A 7.0-magnitude earthquake struck eight miles north of downtown Anchorage on Friday. Hitting in the midst of the morning commute, at 8:29 a.m. local time, the seismic slip unleashed a destructive force equaling that contained in 3.9 billion pounds of TNT.
With the underground focus of the tremor just 25 miles below the surface, damaging waves reached the Alaska city of nearly 300,000 less than 13 seconds after the initial rupture.
Seismic waves rippled out across the globe in the minutes after the quake. Compiling seismic traces from hundreds of seismometers around the world yields a “record section” (illustrated below), showing different wave phases propagating throughout the earth. P, or primary waves, arrive first, traveling several miles per second. Then come the more damaging S, or secondary waves and, finally, jarring surface waves.

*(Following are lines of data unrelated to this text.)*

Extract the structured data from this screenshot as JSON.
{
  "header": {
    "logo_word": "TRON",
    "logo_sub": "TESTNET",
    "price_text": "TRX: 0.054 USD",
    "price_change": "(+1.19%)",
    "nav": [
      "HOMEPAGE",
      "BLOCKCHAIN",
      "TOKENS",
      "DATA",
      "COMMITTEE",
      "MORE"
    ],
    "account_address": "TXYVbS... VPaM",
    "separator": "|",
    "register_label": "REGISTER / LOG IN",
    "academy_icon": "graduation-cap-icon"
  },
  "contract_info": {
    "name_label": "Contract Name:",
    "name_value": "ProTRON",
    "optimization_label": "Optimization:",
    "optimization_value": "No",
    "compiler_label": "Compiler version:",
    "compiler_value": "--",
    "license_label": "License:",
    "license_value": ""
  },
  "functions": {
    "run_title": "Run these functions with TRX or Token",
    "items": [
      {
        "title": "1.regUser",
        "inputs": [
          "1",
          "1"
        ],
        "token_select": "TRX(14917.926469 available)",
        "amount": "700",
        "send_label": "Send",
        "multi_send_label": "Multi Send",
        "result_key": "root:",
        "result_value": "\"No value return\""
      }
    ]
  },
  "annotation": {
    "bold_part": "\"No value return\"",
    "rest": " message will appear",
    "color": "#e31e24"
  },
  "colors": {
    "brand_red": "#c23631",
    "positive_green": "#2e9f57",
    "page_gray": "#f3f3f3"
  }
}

The U.S. Geological Survey released a “beachball diagram” minutes after the quake, offering clues about the triggering mechanism. Indications point to “normal faulting,” a type of interface where one tectonic plate slides down the other at an incline. Most of the time, this angle is greater than 50 degrees. It’s akin to sliding down a nearly-vertical playground slide.
Tremors even shook the ground beneath the nation’s Capitol — though by then they had diminished enough that only seismometers could detect the shaking. Here’s the trace from the Global Seismographic Station closest to Washington, located in Standing Stone, Pa.
The first seismic waves got there eight and a half minutes after the quake rattled Anchorage.
Unfortunately, the trouble is not over yet. Additional quaking could be in the offing. The USGS predicts a 62 percent chance of aftershocks exceeding magnitude 5 occurring within the next day. Equally alarming is the 1 in 4 shot of a magnitude 6 happening sometime in the next week.
On its website, the USGS warned that “this earthquake could be part of a sequence.” In the two hours since the primary earthquake, nearly half a dozen aftershocks of 4.0 or greater occurred.
Anchorage is precariously perched 100 miles south of the Denali Fault. While there’s a good chance this is the fault that ruptured, it’s too early to tell for sure until more data comes in.
Alaska is no stranger to earthquakes. Located in the battle zone of the North American and Pacific tectonic plates, it sits on the northern periphery of the Ring of Fire.
These plates crunch against each other in several zones. The Aleutian Chain slid 66 feet in a 9.2-magnitude earthquake in 1964 that rattled Prince William Sound. Six years earlier, an earthquake along the Fairweather Fault led to a 40 million-cubic-yard landslide that sent waves sloshing up to 1,719 feet up a mountain overlooking Lituya Bay.